## Exercise
Copy each line of the records below that has "header" in it.

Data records
________________________
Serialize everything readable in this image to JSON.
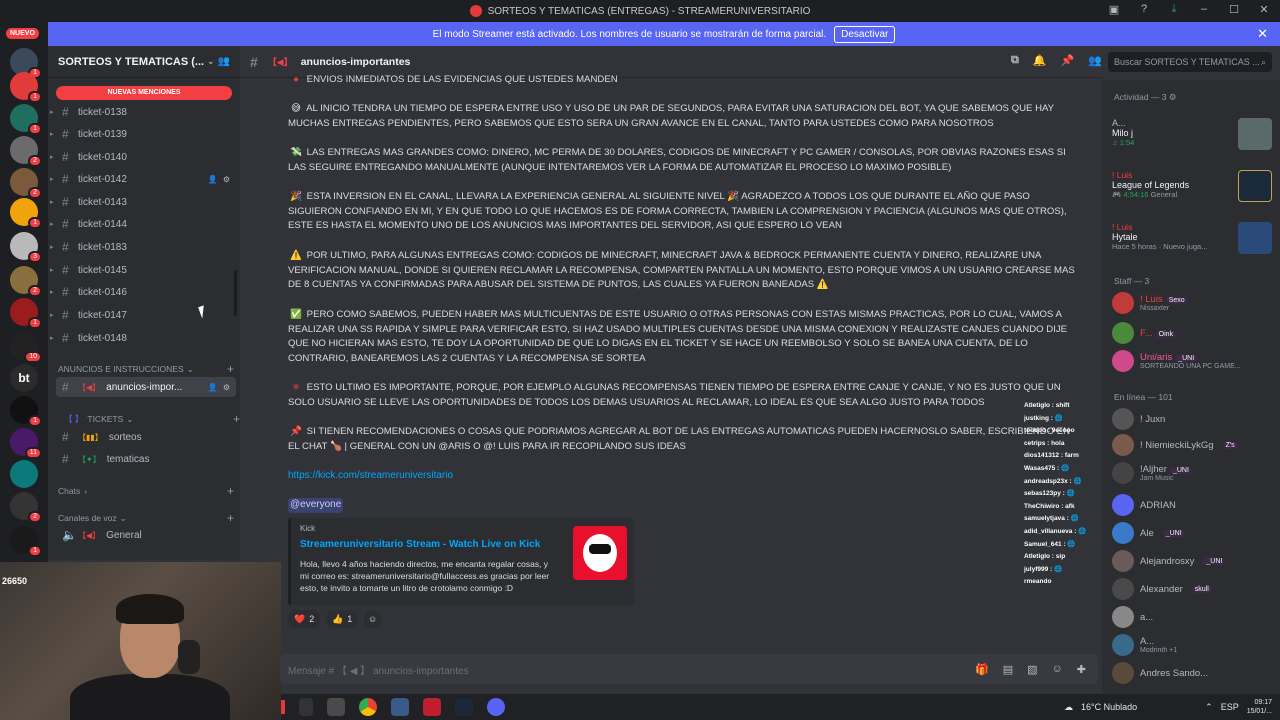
{
  "window": {
    "title": "SORTEOS Y TEMATICAS (ENTREGAS) - STREAMERUNIVERSITARIO"
  },
  "banner": {
    "text": "El modo Streamer está activado. Los nombres de usuario se mostrarán de forma parcial.",
    "button": "Desactivar"
  },
  "rail": {
    "nuevo": "NUEVO",
    "badges": [
      "1",
      "1",
      "1",
      "2",
      "2",
      "1",
      "3",
      "2",
      "1",
      "10",
      "1",
      "11",
      "2",
      "1"
    ],
    "server_initials": "bt"
  },
  "server": {
    "name": "SORTEOS Y TEMATICAS (...",
    "new_mentions": "NUEVAS MENCIONES"
  },
  "channels": [
    "ticket-0138",
    "ticket-0139",
    "ticket-0140",
    "ticket-0142",
    "ticket-0143",
    "ticket-0144",
    "ticket-0183",
    "ticket-0145",
    "ticket-0146",
    "ticket-0147",
    "ticket-0148"
  ],
  "categories": {
    "anuncios": "ANUNCIOS E INSTRUCCIONES",
    "tickets": "TICKETS",
    "chats": "Chats",
    "voz": "Canales de voz"
  },
  "announce_channel": "anuncios-impor...",
  "sub_channels": [
    "sorteos",
    "tematicas"
  ],
  "voice_channel": "General",
  "webcam": {
    "count": "26650"
  },
  "header": {
    "channel": "anuncios-importantes"
  },
  "search": {
    "placeholder": "Buscar SORTEOS Y TEMATICAS ..."
  },
  "messages": {
    "p0": "ENVIOS INMEDIATOS DE LAS EVIDENCIAS QUE USTEDES MANDEN",
    "p1": "AL INICIO TENDRA UN TIEMPO DE ESPERA ENTRE USO Y USO DE UN PAR DE SEGUNDOS, PARA EVITAR UNA SATURACION DEL BOT, YA QUE SABEMOS QUE HAY MUCHAS ENTREGAS PENDIENTES, PERO SABEMOS QUE ESTO SERA UN GRAN AVANCE EN EL CANAL, TANTO PARA USTEDES COMO PARA NOSOTROS",
    "p2": "LAS ENTREGAS MAS GRANDES COMO: DINERO, MC PERMA DE 30 DOLARES, CODIGOS DE MINECRAFT Y PC GAMER / CONSOLAS, POR OBVIAS RAZONES ESAS SI LAS SEGUIRE ENTREGANDO MANUALMENTE (AUNQUE INTENTAREMOS VER LA FORMA DE AUTOMATIZAR EL PROCESO LO MAXIMO POSIBLE)",
    "p3": "ESTA INVERSION EN EL CANAL, LLEVARA LA EXPERIENCIA GENERAL AL SIGUIENTE NIVEL 🎉 AGRADEZCO A TODOS LOS QUE DURANTE EL AÑO QUE PASO SIGUIERON CONFIANDO EN MI, Y EN QUE TODO LO QUE HACEMOS ES DE FORMA CORRECTA, TAMBIEN LA COMPRENSION Y PACIENCIA (ALGUNOS MAS QUE OTROS), ESTE ES HASTA EL MOMENTO UNO DE LOS ANUNCIOS MAS IMPORTANTES DEL SERVIDOR, ASI QUE ESPERO LO VEAN",
    "p4": "POR ULTIMO, PARA ALGUNAS ENTREGAS COMO: CODIGOS DE MINECRAFT, MINECRAFT JAVA & BEDROCK PERMANENTE CUENTA Y DINERO, REALIZARE UNA VERIFICACION MANUAL, DONDE SI QUIEREN RECLAMAR LA RECOMPENSA, COMPARTEN PANTALLA UN MOMENTO, ESTO PORQUE VIMOS A UN USUARIO CREARSE MAS DE 8 CUENTAS YA CONFIRMADAS PARA ABUSAR DEL SISTEMA DE PUNTOS, LAS CUALES YA FUERON BANEADAS ⚠️",
    "p5": "PERO COMO SABEMOS, PUEDEN HABER MAS MULTICUENTAS DE ESTE USUARIO O OTRAS PERSONAS CON ESTAS MISMAS PRACTICAS, POR LO CUAL, VAMOS A REALIZAR UNA SS RAPIDA Y SIMPLE PARA VERIFICAR ESTO, SI HAZ USADO MULTIPLES CUENTAS DESDE UNA MISMA CONEXION Y REALIZASTE CANJES CUANDO DIJE QUE NO HICIERAN MAS ESTO, TE DOY LA OPORTUNIDAD DE QUE LO DIGAS EN EL TICKET Y SE HACE UN REEMBOLSO Y SOLO SE BANEA UNA CUENTA, DE LO CONTRARIO, BANEAREMOS LAS 2 CUENTAS Y LA RECOMPENSA SE SORTEA",
    "p6": "ESTO ULTIMO ES IMPORTANTE, PORQUE, POR EJEMPLO ALGUNAS RECOMPENSAS TIENEN TIEMPO DE ESPERA ENTRE CANJE Y CANJE, Y NO ES JUSTO QUE UN SOLO USUARIO SE LLEVE LAS OPORTUNIDADES DE TODOS LOS DEMAS USUARIOS AL RECLAMAR, LO IDEAL ES QUE SEA ALGO JUSTO PARA TODOS",
    "p7": "SI TIENEN RECOMENDACIONES O COSAS QUE PODRIAMOS AGREGAR AL BOT DE LAS ENTREGAS AUTOMATICAS PUEDEN HACERNOSLO SABER, ESCRIBIENDO EN EL CHAT 🍗 | general  CON UN @aris  O @! Luis  PARA IR RECOPILANDO SUS IDEAS",
    "link": "https://kick.com/streameruniversitario",
    "mention": "@everyone"
  },
  "embed": {
    "provider": "Kick",
    "title": "Streameruniversitario Stream - Watch Live on Kick",
    "description": "Hola, llevo 4 años haciendo directos, me encanta regalar cosas, y mi correo es: streameruniversitario@fullaccess.es gracias por leer esto, te invito a tomarte un litro de crotolamo conmigo :D"
  },
  "reactions": [
    {
      "emoji": "❤️",
      "count": "2"
    },
    {
      "emoji": "👍",
      "count": "1"
    }
  ],
  "composer": {
    "placeholder": "Mensaje # 【 ◀ 】 anuncios-importantes"
  },
  "activity": {
    "header": "Actividad — 3",
    "items": [
      {
        "name": "A...",
        "game": "Milo j",
        "time": "1:54"
      },
      {
        "name": "! Luis",
        "game": "League of Legends",
        "time": "4:54:16",
        "extra": "General"
      },
      {
        "name": "! Luis",
        "game": "Hytale",
        "time": "Hace 5 horas",
        "extra": "Nuevo juga..."
      }
    ]
  },
  "staff": {
    "header": "Staff — 3",
    "members": [
      {
        "name": "! Luis",
        "tag": "Sexo",
        "status": "Nissaxter"
      },
      {
        "name": "F...",
        "tag": "Oink",
        "status": ""
      },
      {
        "name": "Uni/aris",
        "tag": "_UNI",
        "status": "SORTEANDO UNA PC GAME..."
      }
    ]
  },
  "online": {
    "header": "En línea — 101",
    "members": [
      {
        "name": "! Juxn",
        "tag": "",
        "status": ""
      },
      {
        "name": "! NiemieckiLykGg",
        "tag": "Z's",
        "status": ""
      },
      {
        "name": "!Aljher",
        "tag": "_UNI",
        "status": "Jam Music"
      },
      {
        "name": "ADRIAN",
        "tag": "",
        "status": ""
      },
      {
        "name": "Ale",
        "tag": "_UNI",
        "status": ""
      },
      {
        "name": "Alejandrosxy",
        "tag": "_UNI",
        "status": ""
      },
      {
        "name": "Alexander",
        "tag": "skull",
        "status": ""
      },
      {
        "name": "a...",
        "tag": "",
        "status": ""
      },
      {
        "name": "A...",
        "tag": "",
        "status": "Modrinth +1"
      },
      {
        "name": "Andres Sando...",
        "tag": "",
        "status": ""
      }
    ]
  },
  "chat_overlay": [
    "Atletiglo : shift",
    "justking : 🌐",
    "toodoo : 9ecooo",
    "cetrips : hola",
    "dios141312 : farm",
    "Wasas475 : 🌐",
    "andreadsp23x : 🌐",
    "sebas123py : 🌐",
    "TheChiwiro : afk",
    "samuelytjava : 🌐",
    "adid_villanueva : 🌐",
    "Samuel_641 : 🌐",
    "Atletiglo : sip",
    "julyf999 : 🌐",
    "rmeando"
  ],
  "taskbar": {
    "weather": "16°C  Nublado",
    "lang": "ESP",
    "time": "09:17",
    "date": "15/01/..."
  }
}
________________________
## Result of the task
  "header": {
    "header": "Actividad — 3",
    "header": "Staff — 3",
    "header": "En línea — 101",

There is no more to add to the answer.